Work item
Using the data below, count the lines that carry the string "name" and write only the count.

Extracted entries
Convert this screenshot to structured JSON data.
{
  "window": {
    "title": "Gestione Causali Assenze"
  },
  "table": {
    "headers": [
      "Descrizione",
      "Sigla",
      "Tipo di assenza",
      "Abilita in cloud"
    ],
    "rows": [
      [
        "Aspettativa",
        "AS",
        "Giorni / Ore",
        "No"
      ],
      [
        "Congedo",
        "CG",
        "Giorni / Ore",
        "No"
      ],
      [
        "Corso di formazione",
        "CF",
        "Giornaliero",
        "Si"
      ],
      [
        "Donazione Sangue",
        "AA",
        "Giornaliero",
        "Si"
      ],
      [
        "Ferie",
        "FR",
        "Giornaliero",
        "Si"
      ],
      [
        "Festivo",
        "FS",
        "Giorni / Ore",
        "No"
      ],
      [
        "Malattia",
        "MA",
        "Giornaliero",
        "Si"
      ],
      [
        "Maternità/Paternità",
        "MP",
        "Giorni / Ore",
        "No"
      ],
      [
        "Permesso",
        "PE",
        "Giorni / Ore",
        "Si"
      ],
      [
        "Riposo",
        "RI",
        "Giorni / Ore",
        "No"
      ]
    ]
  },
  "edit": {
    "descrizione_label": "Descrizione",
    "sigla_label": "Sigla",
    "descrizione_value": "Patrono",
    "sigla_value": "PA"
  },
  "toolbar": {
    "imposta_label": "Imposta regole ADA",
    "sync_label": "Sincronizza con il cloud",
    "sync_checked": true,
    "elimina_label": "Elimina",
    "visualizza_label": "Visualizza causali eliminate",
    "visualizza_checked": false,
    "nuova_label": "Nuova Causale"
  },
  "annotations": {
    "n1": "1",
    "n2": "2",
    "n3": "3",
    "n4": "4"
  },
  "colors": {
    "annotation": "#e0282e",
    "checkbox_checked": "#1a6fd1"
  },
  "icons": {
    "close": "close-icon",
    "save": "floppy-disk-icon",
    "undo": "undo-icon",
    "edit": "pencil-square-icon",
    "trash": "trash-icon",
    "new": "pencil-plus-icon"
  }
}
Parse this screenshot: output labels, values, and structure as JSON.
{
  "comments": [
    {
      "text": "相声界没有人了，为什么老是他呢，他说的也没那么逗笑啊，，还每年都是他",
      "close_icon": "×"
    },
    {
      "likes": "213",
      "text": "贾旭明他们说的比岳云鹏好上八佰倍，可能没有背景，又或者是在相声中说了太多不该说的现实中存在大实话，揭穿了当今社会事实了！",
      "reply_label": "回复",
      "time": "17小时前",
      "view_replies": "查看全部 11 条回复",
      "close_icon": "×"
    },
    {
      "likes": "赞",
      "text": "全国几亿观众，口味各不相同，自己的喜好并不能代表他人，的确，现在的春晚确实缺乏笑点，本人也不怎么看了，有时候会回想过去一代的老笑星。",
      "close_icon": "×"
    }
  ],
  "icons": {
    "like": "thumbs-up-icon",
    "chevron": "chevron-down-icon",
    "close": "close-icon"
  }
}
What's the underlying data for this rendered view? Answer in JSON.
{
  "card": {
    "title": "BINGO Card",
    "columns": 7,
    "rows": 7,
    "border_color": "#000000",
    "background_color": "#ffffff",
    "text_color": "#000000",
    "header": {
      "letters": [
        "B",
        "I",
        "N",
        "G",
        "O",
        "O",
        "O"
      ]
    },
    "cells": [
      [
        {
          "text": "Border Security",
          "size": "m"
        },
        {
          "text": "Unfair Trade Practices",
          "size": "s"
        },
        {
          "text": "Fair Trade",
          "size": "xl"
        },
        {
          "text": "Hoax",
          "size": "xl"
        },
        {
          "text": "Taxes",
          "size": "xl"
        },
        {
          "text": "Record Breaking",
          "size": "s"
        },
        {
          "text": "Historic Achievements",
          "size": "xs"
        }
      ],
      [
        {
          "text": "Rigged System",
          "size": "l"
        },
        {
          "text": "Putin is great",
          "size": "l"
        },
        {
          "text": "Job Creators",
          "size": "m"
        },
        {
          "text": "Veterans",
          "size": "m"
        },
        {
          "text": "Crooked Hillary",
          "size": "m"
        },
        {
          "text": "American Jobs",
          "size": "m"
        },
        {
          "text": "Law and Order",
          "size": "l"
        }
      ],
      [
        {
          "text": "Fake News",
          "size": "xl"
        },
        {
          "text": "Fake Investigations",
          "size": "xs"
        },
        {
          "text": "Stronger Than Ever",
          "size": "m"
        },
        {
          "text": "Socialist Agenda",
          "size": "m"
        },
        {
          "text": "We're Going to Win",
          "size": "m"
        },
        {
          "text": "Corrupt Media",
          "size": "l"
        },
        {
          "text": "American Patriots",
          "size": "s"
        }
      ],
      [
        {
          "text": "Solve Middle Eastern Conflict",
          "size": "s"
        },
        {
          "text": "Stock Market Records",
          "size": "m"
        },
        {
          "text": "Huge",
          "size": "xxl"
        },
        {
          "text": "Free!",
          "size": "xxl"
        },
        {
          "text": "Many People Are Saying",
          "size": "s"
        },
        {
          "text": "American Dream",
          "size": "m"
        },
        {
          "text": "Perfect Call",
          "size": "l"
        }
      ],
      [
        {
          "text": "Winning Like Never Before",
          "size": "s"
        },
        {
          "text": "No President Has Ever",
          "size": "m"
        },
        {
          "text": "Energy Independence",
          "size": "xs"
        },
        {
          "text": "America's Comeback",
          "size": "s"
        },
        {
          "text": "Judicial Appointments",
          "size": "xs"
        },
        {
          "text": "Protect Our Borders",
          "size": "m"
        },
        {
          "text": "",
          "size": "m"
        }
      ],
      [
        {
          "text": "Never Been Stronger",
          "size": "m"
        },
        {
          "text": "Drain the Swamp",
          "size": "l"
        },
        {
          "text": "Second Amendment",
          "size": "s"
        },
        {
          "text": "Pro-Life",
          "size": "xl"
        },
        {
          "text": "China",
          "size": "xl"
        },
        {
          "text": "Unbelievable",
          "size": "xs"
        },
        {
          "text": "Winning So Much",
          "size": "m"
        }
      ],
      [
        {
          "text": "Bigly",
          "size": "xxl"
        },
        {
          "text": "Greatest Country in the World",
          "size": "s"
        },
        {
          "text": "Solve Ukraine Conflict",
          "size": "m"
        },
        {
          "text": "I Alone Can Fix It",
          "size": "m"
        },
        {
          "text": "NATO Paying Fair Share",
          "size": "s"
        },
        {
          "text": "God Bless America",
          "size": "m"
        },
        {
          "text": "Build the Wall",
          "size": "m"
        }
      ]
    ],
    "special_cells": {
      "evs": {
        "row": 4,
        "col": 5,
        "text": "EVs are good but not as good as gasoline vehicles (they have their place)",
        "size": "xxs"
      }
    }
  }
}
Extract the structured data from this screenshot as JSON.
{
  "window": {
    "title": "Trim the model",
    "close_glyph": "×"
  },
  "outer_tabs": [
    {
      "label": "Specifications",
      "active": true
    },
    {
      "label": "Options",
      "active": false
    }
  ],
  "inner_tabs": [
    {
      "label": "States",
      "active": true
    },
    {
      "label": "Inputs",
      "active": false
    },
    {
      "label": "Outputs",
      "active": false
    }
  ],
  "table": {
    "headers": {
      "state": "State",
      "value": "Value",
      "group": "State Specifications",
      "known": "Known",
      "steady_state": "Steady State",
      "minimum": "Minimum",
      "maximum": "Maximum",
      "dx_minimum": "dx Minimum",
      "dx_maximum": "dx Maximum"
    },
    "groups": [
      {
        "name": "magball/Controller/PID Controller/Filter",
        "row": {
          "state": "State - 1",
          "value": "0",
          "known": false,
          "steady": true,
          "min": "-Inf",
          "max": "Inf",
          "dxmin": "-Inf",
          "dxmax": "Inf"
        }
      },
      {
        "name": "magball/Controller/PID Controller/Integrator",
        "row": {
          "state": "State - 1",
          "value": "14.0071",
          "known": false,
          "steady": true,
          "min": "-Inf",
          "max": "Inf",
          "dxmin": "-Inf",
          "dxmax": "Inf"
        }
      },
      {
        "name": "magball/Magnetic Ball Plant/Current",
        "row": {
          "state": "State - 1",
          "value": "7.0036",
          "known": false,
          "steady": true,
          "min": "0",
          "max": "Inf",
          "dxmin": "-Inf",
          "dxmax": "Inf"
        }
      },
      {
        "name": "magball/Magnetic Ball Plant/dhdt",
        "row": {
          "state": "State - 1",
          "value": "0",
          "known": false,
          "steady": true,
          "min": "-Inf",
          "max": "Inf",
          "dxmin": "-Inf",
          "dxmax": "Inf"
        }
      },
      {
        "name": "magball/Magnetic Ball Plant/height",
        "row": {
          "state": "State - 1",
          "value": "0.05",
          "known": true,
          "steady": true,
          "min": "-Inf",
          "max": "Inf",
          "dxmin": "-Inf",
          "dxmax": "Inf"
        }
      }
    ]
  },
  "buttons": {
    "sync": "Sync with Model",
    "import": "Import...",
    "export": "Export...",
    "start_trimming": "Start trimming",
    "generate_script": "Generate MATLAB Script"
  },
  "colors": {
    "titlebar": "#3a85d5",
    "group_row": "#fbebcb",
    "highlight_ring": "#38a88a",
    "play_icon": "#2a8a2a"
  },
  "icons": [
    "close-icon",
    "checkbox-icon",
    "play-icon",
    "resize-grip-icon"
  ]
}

Solution for this task
5